*** Data shown ***

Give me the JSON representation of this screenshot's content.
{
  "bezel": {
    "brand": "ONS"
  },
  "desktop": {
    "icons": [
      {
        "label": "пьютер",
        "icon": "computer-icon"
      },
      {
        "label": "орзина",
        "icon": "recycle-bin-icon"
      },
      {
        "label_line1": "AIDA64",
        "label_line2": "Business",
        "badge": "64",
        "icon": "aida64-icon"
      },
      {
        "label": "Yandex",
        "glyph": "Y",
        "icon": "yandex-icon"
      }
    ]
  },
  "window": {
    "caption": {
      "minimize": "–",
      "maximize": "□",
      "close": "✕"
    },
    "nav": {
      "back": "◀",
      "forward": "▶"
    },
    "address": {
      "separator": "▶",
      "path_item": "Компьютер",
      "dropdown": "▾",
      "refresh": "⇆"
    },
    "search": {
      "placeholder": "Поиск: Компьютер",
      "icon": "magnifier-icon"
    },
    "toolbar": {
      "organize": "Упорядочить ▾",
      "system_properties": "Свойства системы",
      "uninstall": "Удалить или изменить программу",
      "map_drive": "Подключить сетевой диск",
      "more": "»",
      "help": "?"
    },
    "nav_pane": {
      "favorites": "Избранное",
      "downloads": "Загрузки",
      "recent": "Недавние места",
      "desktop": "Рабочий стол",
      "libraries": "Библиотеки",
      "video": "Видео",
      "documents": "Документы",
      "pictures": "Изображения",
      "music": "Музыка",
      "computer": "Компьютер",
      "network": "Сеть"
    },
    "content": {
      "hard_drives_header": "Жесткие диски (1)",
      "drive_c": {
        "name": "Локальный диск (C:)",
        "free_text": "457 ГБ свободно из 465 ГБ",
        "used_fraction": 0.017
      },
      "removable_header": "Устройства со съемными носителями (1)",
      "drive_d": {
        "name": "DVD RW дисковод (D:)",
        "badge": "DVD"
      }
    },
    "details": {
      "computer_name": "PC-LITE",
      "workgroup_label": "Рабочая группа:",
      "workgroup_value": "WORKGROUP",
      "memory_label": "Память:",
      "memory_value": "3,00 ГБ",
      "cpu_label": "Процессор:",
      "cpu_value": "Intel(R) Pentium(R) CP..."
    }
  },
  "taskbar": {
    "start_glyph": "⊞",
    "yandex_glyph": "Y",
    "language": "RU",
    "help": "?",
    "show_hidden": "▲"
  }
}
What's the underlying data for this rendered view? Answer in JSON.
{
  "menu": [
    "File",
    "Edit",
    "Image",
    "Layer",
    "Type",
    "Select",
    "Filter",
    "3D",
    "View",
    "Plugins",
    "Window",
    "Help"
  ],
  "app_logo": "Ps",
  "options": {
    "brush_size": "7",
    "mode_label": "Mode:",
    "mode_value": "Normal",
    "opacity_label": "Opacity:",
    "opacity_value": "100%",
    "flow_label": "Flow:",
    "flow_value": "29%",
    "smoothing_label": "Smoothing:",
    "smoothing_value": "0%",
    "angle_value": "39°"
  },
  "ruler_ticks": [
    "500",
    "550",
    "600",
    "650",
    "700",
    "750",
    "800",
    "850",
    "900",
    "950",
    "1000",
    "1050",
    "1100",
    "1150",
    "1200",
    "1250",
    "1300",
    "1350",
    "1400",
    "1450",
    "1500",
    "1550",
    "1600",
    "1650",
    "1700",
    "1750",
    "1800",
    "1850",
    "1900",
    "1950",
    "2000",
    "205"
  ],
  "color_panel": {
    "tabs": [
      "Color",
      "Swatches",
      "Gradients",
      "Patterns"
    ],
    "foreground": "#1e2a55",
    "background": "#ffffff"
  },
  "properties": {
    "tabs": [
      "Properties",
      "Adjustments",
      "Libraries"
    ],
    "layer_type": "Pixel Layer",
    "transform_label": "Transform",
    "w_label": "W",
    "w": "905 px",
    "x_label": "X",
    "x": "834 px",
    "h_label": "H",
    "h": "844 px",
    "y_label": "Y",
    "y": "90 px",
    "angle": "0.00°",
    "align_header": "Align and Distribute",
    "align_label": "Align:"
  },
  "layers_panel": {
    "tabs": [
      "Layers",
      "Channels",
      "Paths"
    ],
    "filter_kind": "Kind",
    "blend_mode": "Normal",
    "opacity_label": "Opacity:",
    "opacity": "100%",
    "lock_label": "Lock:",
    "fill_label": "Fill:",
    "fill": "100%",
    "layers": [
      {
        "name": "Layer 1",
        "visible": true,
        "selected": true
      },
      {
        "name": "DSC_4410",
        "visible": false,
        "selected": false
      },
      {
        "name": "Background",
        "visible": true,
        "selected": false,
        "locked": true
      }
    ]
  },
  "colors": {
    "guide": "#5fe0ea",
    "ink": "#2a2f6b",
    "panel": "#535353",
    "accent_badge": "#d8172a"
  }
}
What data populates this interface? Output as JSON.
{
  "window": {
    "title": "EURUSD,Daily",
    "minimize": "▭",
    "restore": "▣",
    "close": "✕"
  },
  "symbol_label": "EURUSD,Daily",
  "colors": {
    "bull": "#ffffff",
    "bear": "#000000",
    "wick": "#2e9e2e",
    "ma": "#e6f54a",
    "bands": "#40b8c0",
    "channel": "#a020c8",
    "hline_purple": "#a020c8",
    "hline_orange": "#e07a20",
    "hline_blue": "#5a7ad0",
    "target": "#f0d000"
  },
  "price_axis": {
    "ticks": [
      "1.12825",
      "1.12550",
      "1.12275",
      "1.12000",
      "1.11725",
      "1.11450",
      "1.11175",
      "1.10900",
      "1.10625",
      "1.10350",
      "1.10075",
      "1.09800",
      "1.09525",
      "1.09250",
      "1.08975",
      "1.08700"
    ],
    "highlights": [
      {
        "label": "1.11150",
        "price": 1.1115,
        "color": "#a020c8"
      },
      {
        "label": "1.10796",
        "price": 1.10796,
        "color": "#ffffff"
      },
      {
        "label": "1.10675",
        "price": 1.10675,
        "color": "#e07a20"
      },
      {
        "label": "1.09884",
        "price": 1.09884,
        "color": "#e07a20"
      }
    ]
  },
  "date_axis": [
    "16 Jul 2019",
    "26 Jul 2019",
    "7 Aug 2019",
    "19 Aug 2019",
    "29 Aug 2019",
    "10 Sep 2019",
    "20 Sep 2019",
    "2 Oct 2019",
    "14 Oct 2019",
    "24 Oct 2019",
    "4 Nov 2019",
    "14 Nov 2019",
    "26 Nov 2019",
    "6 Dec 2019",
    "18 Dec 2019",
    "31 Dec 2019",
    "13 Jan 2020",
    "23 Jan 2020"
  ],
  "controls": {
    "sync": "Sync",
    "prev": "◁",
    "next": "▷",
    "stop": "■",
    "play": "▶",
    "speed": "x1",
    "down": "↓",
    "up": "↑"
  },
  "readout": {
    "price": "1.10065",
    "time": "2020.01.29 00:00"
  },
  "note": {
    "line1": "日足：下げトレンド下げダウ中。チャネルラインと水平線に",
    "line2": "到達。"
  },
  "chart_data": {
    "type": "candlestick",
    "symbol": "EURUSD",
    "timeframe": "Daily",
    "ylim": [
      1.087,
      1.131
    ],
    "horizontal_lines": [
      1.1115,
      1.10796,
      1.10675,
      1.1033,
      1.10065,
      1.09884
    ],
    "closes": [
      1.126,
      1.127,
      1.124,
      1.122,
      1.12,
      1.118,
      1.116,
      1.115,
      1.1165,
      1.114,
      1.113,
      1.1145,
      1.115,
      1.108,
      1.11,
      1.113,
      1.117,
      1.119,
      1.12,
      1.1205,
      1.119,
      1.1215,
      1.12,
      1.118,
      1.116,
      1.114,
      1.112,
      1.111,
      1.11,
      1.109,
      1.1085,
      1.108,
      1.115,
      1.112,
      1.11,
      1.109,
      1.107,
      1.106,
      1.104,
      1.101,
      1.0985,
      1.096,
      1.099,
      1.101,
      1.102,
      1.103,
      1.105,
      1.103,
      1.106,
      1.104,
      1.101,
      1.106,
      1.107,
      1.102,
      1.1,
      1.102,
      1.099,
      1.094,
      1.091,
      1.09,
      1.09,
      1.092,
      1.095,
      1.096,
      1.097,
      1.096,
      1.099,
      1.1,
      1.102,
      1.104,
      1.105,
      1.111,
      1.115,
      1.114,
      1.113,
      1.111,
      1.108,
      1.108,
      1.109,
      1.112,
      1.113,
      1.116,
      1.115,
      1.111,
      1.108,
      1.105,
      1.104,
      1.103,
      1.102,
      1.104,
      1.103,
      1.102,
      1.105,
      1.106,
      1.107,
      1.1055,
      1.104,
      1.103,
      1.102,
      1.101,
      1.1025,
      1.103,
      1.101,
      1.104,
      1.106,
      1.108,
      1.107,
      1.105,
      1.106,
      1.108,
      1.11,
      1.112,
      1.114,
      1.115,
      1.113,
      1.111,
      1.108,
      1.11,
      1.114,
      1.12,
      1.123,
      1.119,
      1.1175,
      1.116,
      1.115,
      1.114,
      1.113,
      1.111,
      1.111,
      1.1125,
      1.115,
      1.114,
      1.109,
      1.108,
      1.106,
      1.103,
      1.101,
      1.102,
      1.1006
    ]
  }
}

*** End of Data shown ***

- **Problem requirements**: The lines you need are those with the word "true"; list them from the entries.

- **Solution for this exercise**:
        "visible": true,
        "selected": true
        "visible": true,
        "locked": true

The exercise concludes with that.